The dentist, of course, has a solution to the dental version of this problem. In goes a dental implant to fill the gap, a fake tooth looking just like the real one, and the other teeth settle back into their habitual locations, supported on all sides once again. Would that there were such an easy solution for those of us coping with the loss of someone we love, someone who formed such an important part of the stability of our lives.
What do we do to prevent ourselves from falling into the chasm? How do we find something to hang on to, a support that can help us even as we realize that we have no implant option and that nothing can fill the hole? Humans latch onto a myriad of things under these circumstances – words of wisdom, spiritual and religious teachings, exercise, work, alcohol, drugs, nature, art, music, each other, among many others. We pull these things close and try to stabilize ourselves, we throw them into the hole and try to fill it up.
And we change, too, as we shift. We try to do things that the person who died used to do. We try to adopt roles this person held so naturally. We try to augment aspects of ourselves that are like the person who is gone, qualities that perhaps didn't fully develop because someone else in the family had a lock on that particular area.

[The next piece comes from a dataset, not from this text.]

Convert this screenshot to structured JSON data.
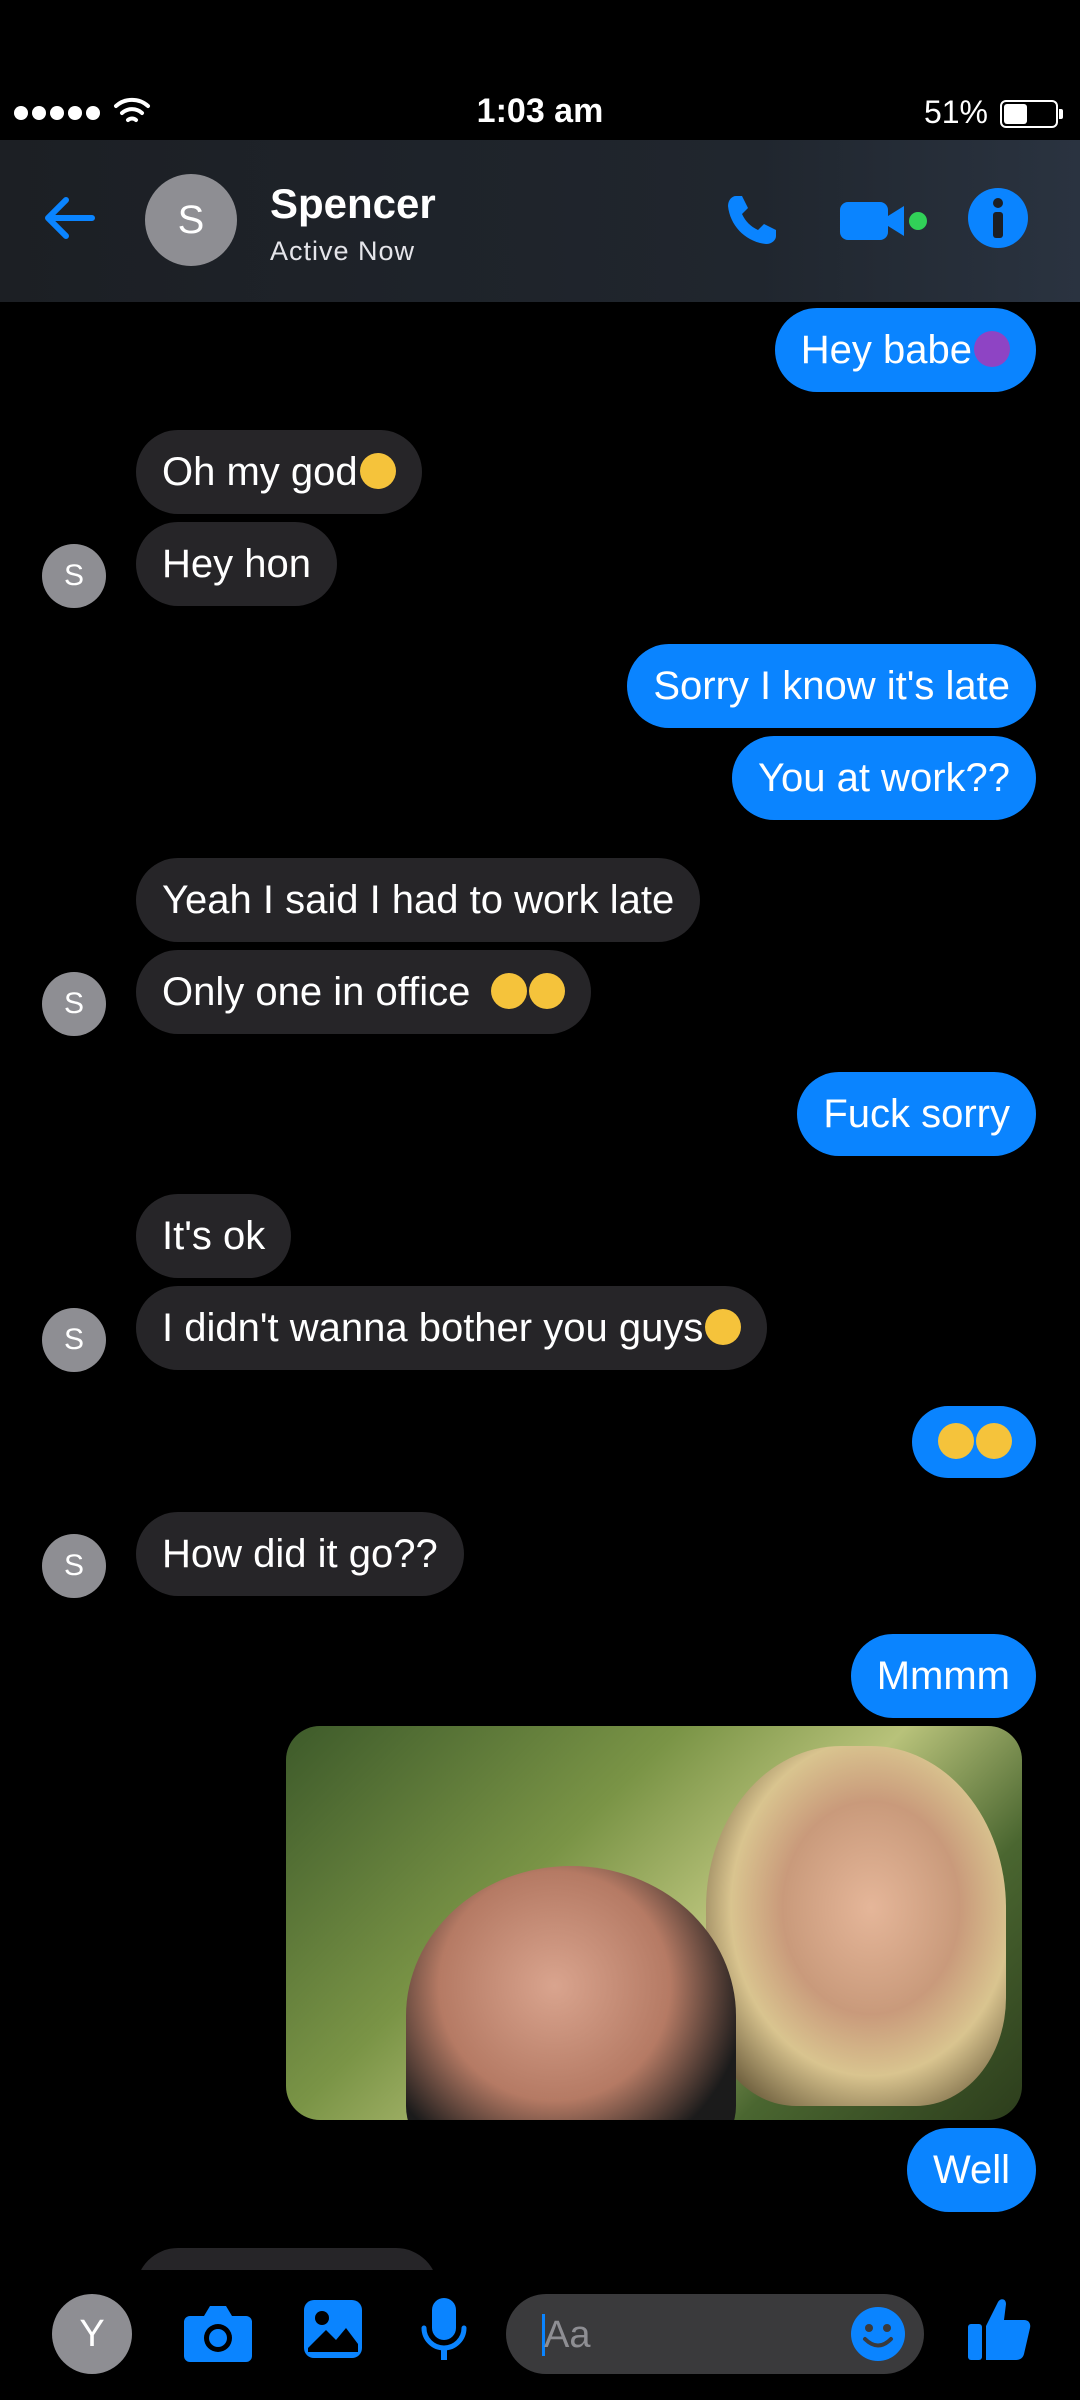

It hasn’t been that long since my brother died, and honestly, I’m not yet sure what will reliably keep us all from leaning over so far that we expose our roots to damage and decay. I’m going to keep trying things, though, to see what might help. I think that’s what Frank would want me to do, to fight being pulled down into the chasm left by his untimely death. I’ll fight, Frank, I’ll fight.